● **Directions**: Pictures are to be dropped from the copy. Retype the listing exactly.

● **Entries supplied**:
::::::
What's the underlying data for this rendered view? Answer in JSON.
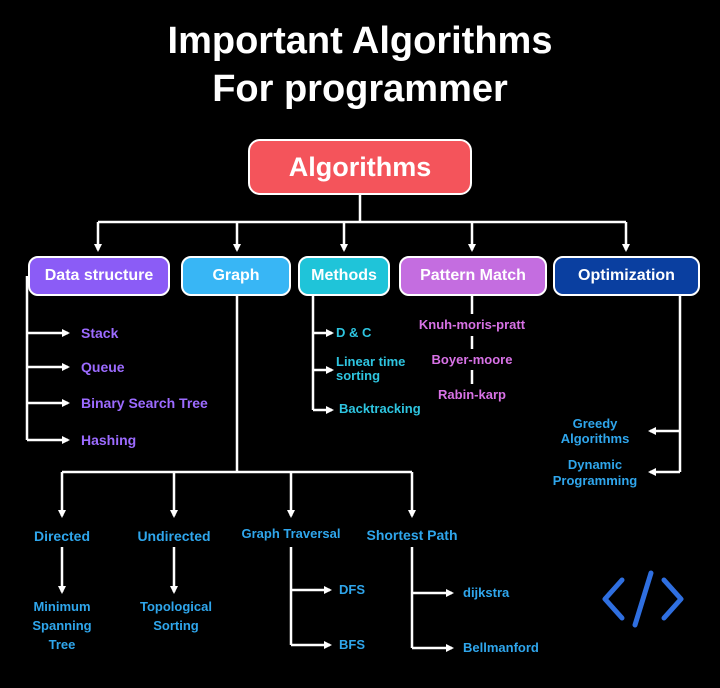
{
  "title": {
    "line1": "Important Algorithms",
    "line2": "For programmer"
  },
  "root": {
    "label": "Algorithms",
    "color": "#f4545b"
  },
  "categories": [
    {
      "label": "Data structure",
      "color": "#8b5cf6"
    },
    {
      "label": "Graph",
      "color": "#38b6f5"
    },
    {
      "label": "Methods",
      "color": "#1fc4d9"
    },
    {
      "label": "Pattern Match",
      "color": "#c46de0"
    },
    {
      "label": "Optimization",
      "color": "#0a3fa0"
    }
  ],
  "data_structure": {
    "items": [
      "Stack",
      "Queue",
      "Binary Search Tree",
      "Hashing"
    ]
  },
  "methods": {
    "items": [
      "D & C",
      {
        "line1": "Linear time",
        "line2": "sorting"
      },
      "Backtracking"
    ]
  },
  "pattern_match": {
    "items": [
      "Knuh-moris-pratt",
      "Boyer-moore",
      "Rabin-karp"
    ]
  },
  "optimization": {
    "items": [
      {
        "line1": "Greedy",
        "line2": "Algorithms"
      },
      {
        "line1": "Dynamic",
        "line2": "Programming"
      }
    ]
  },
  "graph": {
    "directed": {
      "label": "Directed",
      "child": {
        "line1": "Minimum",
        "line2": "Spanning",
        "line3": "Tree"
      }
    },
    "undirected": {
      "label": "Undirected",
      "child": {
        "line1": "Topological",
        "line2": "Sorting"
      }
    },
    "traversal": {
      "label": "Graph Traversal",
      "children": [
        "DFS",
        "BFS"
      ]
    },
    "shortest_path": {
      "label": "Shortest Path",
      "children": [
        "dijkstra",
        "Bellmanford"
      ]
    }
  },
  "icons": {
    "code": "code-brackets-icon"
  }
}
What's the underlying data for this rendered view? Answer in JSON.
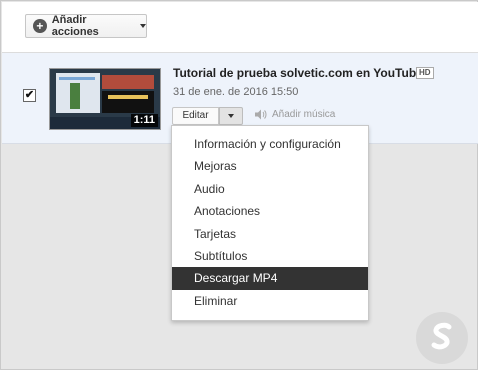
{
  "toolbar": {
    "add_actions_label": "Añadir acciones"
  },
  "video": {
    "checked": true,
    "check_mark": "✔",
    "duration": "1:11",
    "title": "Tutorial de prueba solvetic.com en YouTube",
    "hd_badge": "HD",
    "date": "31 de ene. de 2016 15:50",
    "edit_label": "Editar",
    "add_music_label": "Añadir música"
  },
  "menu": {
    "items": [
      {
        "label": "Información y configuración",
        "active": false
      },
      {
        "label": "Mejoras",
        "active": false
      },
      {
        "label": "Audio",
        "active": false
      },
      {
        "label": "Anotaciones",
        "active": false
      },
      {
        "label": "Tarjetas",
        "active": false
      },
      {
        "label": "Subtítulos",
        "active": false
      },
      {
        "label": "Descargar MP4",
        "active": true
      },
      {
        "label": "Eliminar",
        "active": false
      }
    ]
  },
  "colors": {
    "row_selected_bg": "#eef3fb",
    "menu_active_bg": "#333333",
    "logo_circle": "#d9d9d9"
  }
}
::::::
● **Reply to the exercise**:
What's the underlying data for this rendered view? Answer in JSON.
{
  "title": {
    "line1": "Important Algorithms",
    "line2": "For programmer"
  },
  "root": {
    "label": "Algorithms",
    "color": "#f4545b"
  },
  "categories": [
    {
      "label": "Data structure",
      "color": "#8b5cf6"
    },
    {
      "label": "Graph",
      "color": "#38b6f5"
    },
    {
      "label": "Methods",
      "color": "#1fc4d9"
    },
    {
      "label": "Pattern Match",
      "color": "#c46de0"
    },
    {
      "label": "Optimization",
      "color": "#0a3fa0"
    }
  ],
  "data_structure": {
    "items": [
      "Stack",
      "Queue",
      "Binary Search Tree",
      "Hashing"
    ]
  },
  "methods": {
    "items": [
      "D & C",
      {
        "line1": "Linear time",
        "line2": "sorting"
      },
      "Backtracking"
    ]
  },
  "pattern_match": {
    "items": [
      "Knuh-moris-pratt",
      "Boyer-moore",
      "Rabin-karp"
    ]
  },
  "optimization": {
    "items": [
      {
        "line1": "Greedy",
        "line2": "Algorithms"
      },
      {
        "line1": "Dynamic",
        "line2": "Programming"
      }
    ]
  },
  "graph": {
    "directed": {
      "label": "Directed",
      "child": {
        "line1": "Minimum",
        "line2": "Spanning",
        "line3": "Tree"
      }
    },
    "undirected": {
      "label": "Undirected",
      "child": {
        "line1": "Topological",
        "line2": "Sorting"
      }
    },
    "traversal": {
      "label": "Graph Traversal",
      "children": [
        "DFS",
        "BFS"
      ]
    },
    "shortest_path": {
      "label": "Shortest Path",
      "children": [
        "dijkstra",
        "Bellmanford"
      ]
    }
  },
  "icons": {
    "code": "code-brackets-icon"
  }
}
What's the underlying data for this rendered view? Answer in JSON.
{
  "toolbar": {
    "add_actions_label": "Añadir acciones"
  },
  "video": {
    "checked": true,
    "check_mark": "✔",
    "duration": "1:11",
    "title": "Tutorial de prueba solvetic.com en YouTube",
    "hd_badge": "HD",
    "date": "31 de ene. de 2016 15:50",
    "edit_label": "Editar",
    "add_music_label": "Añadir música"
  },
  "menu": {
    "items": [
      {
        "label": "Información y configuración",
        "active": false
      },
      {
        "label": "Mejoras",
        "active": false
      },
      {
        "label": "Audio",
        "active": false
      },
      {
        "label": "Anotaciones",
        "active": false
      },
      {
        "label": "Tarjetas",
        "active": false
      },
      {
        "label": "Subtítulos",
        "active": false
      },
      {
        "label": "Descargar MP4",
        "active": true
      },
      {
        "label": "Eliminar",
        "active": false
      }
    ]
  },
  "colors": {
    "row_selected_bg": "#eef3fb",
    "menu_active_bg": "#333333",
    "logo_circle": "#d9d9d9"
  }
}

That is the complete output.